* **PROBLEM REQUIREMENTS**
Read the data below line by line and copy each one with "content" in it.
─── MATERIAL FOR THIS TASK
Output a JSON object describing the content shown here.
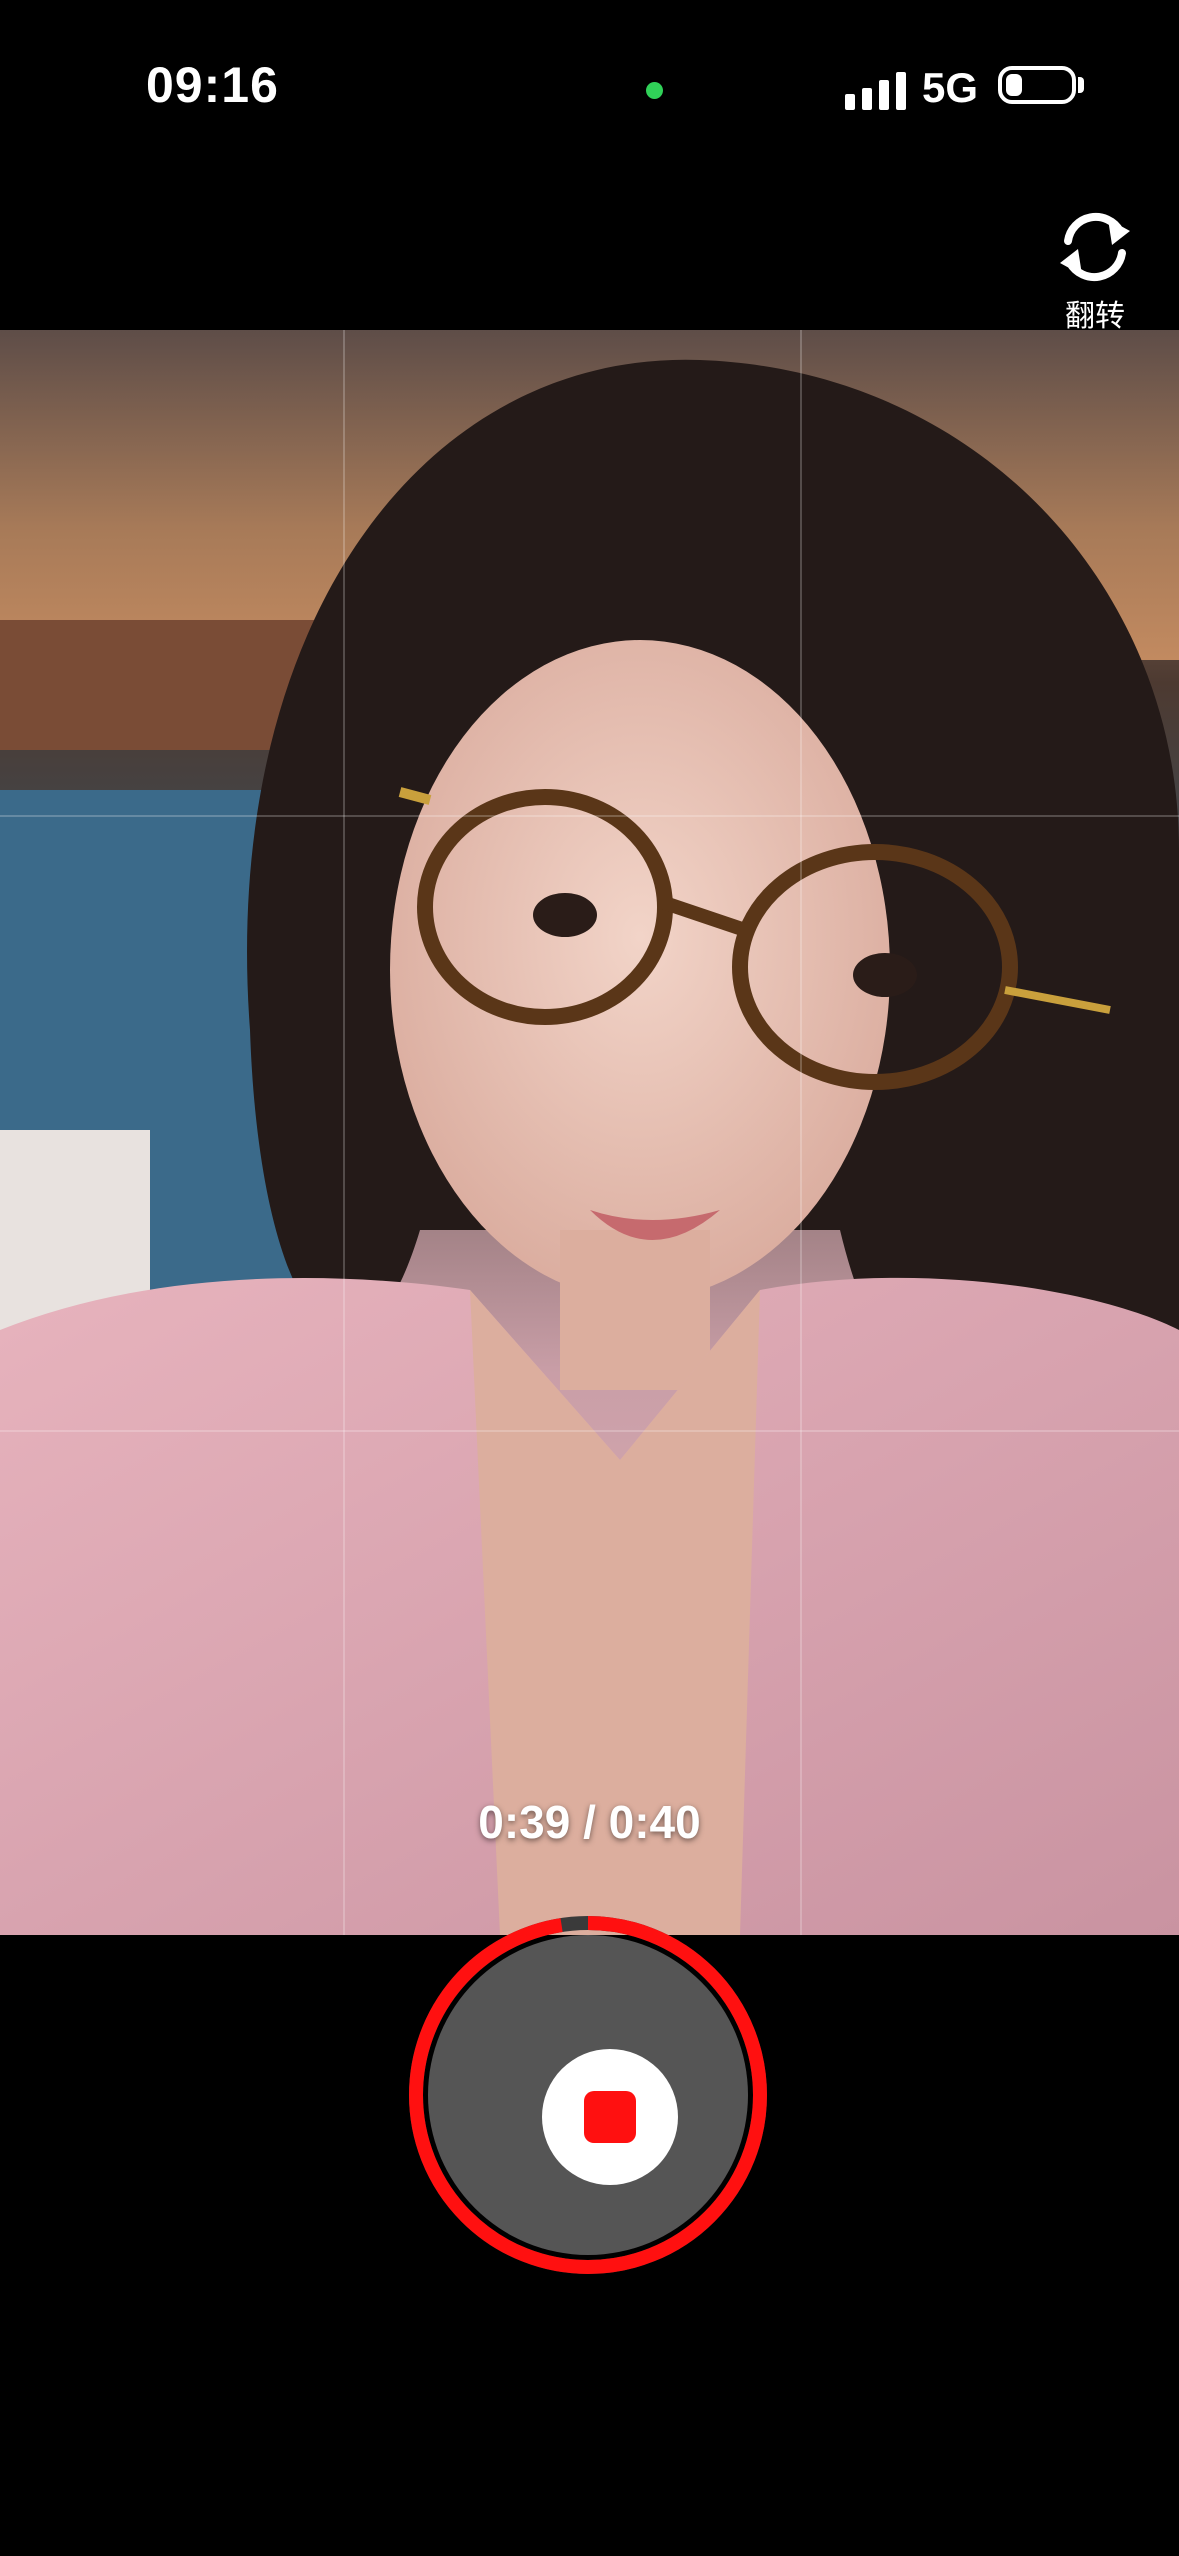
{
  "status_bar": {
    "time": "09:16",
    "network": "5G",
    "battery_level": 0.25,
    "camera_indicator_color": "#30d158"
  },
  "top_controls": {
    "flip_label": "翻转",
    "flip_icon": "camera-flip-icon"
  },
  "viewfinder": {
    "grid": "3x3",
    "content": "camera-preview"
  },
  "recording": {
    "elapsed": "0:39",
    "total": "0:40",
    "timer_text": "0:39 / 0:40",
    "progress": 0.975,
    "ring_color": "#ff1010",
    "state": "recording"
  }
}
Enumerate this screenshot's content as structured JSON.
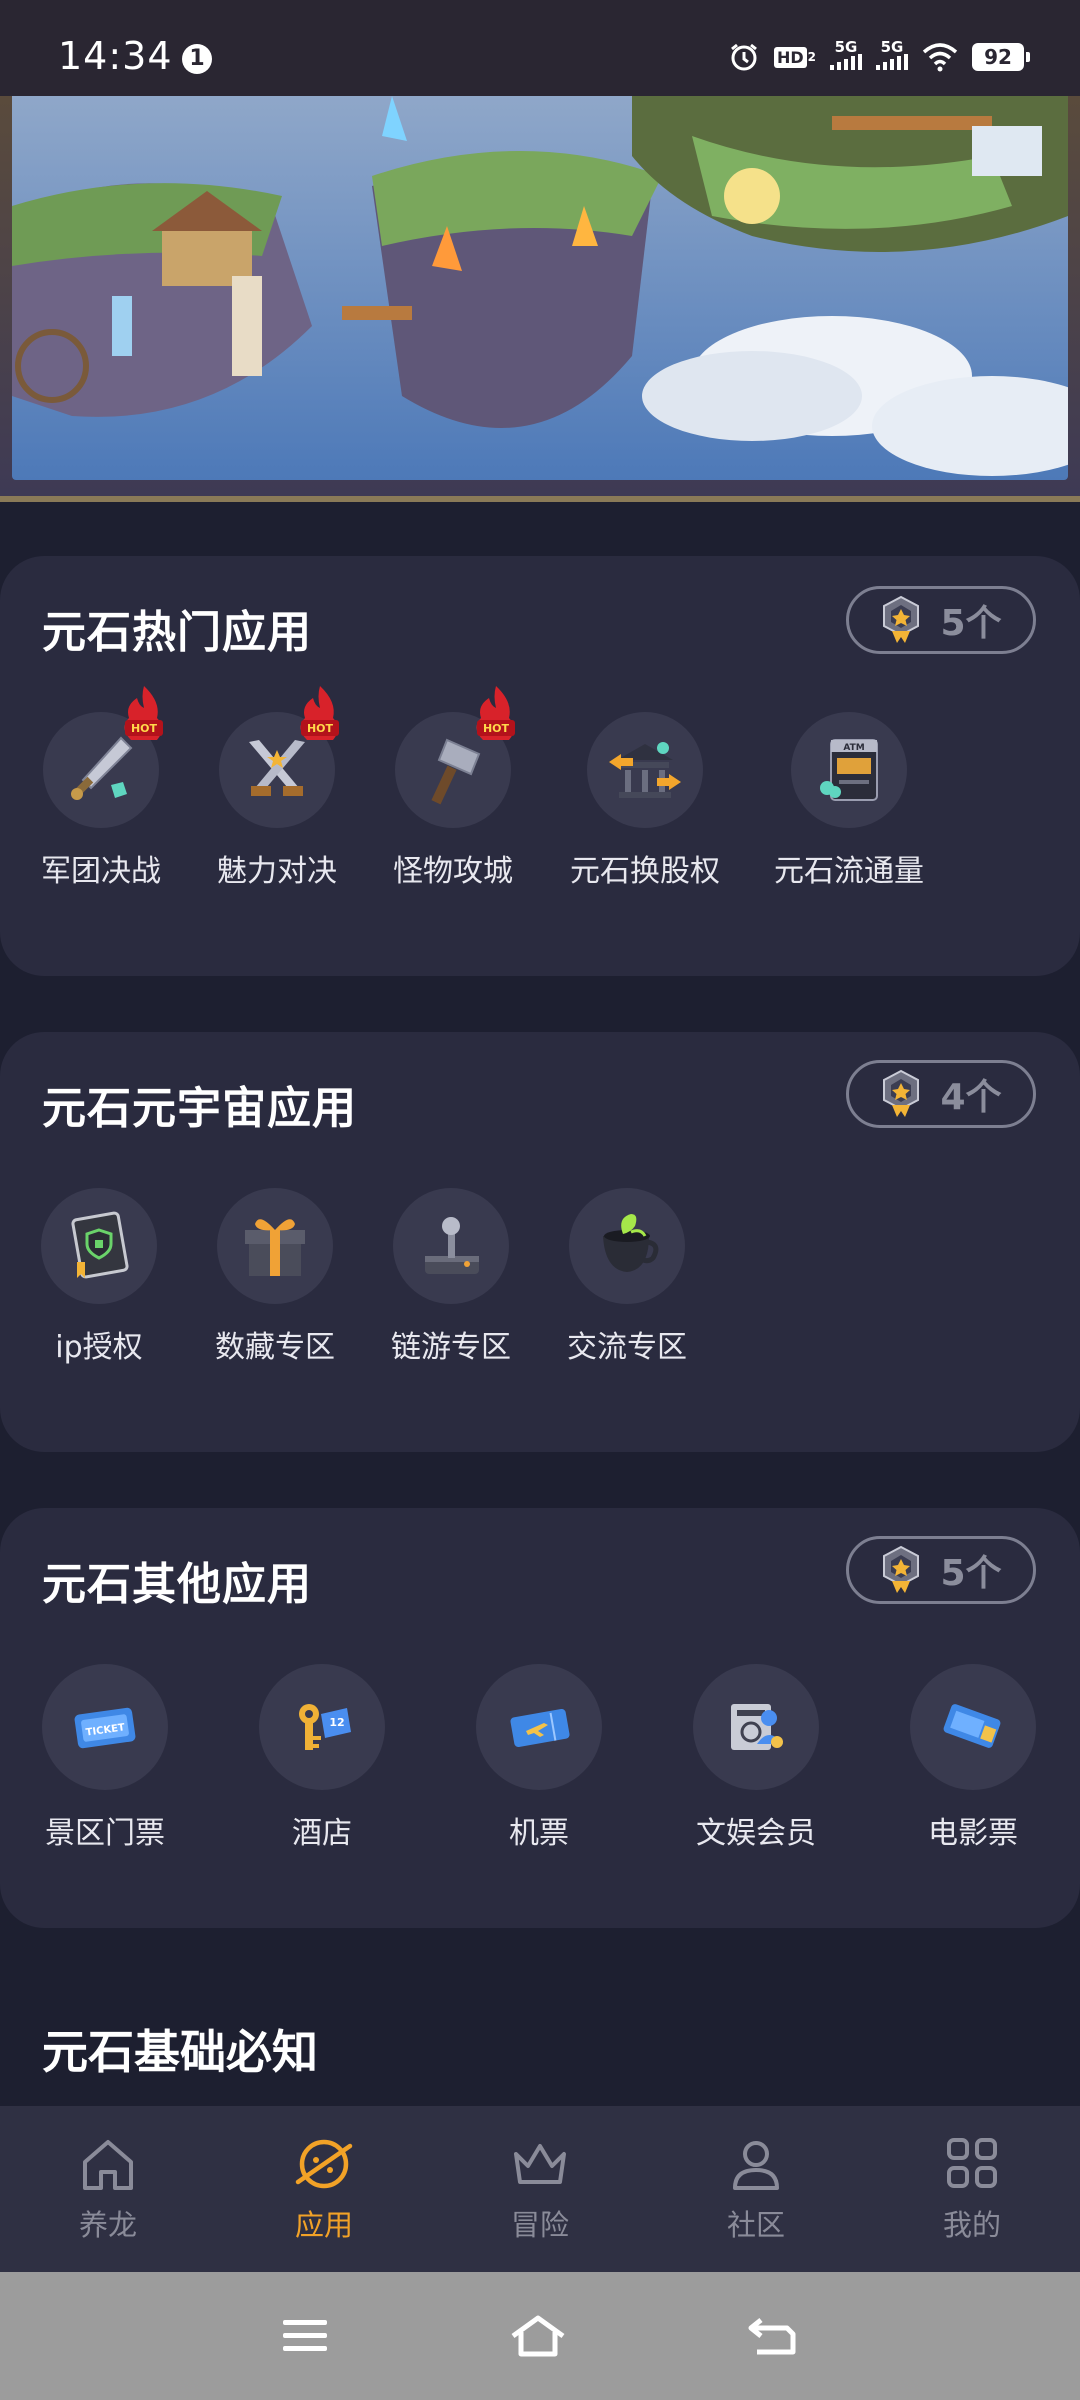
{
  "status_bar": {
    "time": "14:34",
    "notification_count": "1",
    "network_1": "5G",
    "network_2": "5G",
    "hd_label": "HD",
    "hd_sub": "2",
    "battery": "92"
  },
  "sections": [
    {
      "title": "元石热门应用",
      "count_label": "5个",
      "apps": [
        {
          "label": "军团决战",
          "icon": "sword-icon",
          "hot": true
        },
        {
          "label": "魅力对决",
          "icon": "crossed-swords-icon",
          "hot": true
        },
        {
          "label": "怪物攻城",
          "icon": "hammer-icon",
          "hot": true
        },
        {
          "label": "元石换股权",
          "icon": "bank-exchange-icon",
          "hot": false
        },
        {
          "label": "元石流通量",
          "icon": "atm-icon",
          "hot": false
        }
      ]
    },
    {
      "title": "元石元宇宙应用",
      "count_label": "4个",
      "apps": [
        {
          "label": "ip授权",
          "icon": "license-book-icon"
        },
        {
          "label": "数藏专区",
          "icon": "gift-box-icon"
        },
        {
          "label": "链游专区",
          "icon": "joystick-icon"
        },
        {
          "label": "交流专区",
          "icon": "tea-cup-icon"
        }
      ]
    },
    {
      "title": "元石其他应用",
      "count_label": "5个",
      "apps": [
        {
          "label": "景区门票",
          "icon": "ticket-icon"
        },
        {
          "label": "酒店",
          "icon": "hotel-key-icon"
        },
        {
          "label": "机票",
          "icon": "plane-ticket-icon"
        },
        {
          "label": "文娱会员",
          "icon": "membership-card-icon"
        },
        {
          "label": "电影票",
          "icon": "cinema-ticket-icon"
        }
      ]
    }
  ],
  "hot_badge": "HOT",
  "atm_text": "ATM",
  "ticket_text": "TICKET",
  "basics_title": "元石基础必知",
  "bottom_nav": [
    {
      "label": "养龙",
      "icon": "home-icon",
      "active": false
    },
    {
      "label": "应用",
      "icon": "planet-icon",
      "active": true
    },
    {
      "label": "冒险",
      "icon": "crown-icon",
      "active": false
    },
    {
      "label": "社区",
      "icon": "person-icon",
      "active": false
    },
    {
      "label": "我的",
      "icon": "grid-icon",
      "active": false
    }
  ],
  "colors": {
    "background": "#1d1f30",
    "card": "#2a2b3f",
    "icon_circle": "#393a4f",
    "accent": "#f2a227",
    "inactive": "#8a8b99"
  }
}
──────
* **ANSWER**
Output a JSON object describing the content shown here.
    "content": "camera-preview"
Enumerate this screenshot's content as structured JSON.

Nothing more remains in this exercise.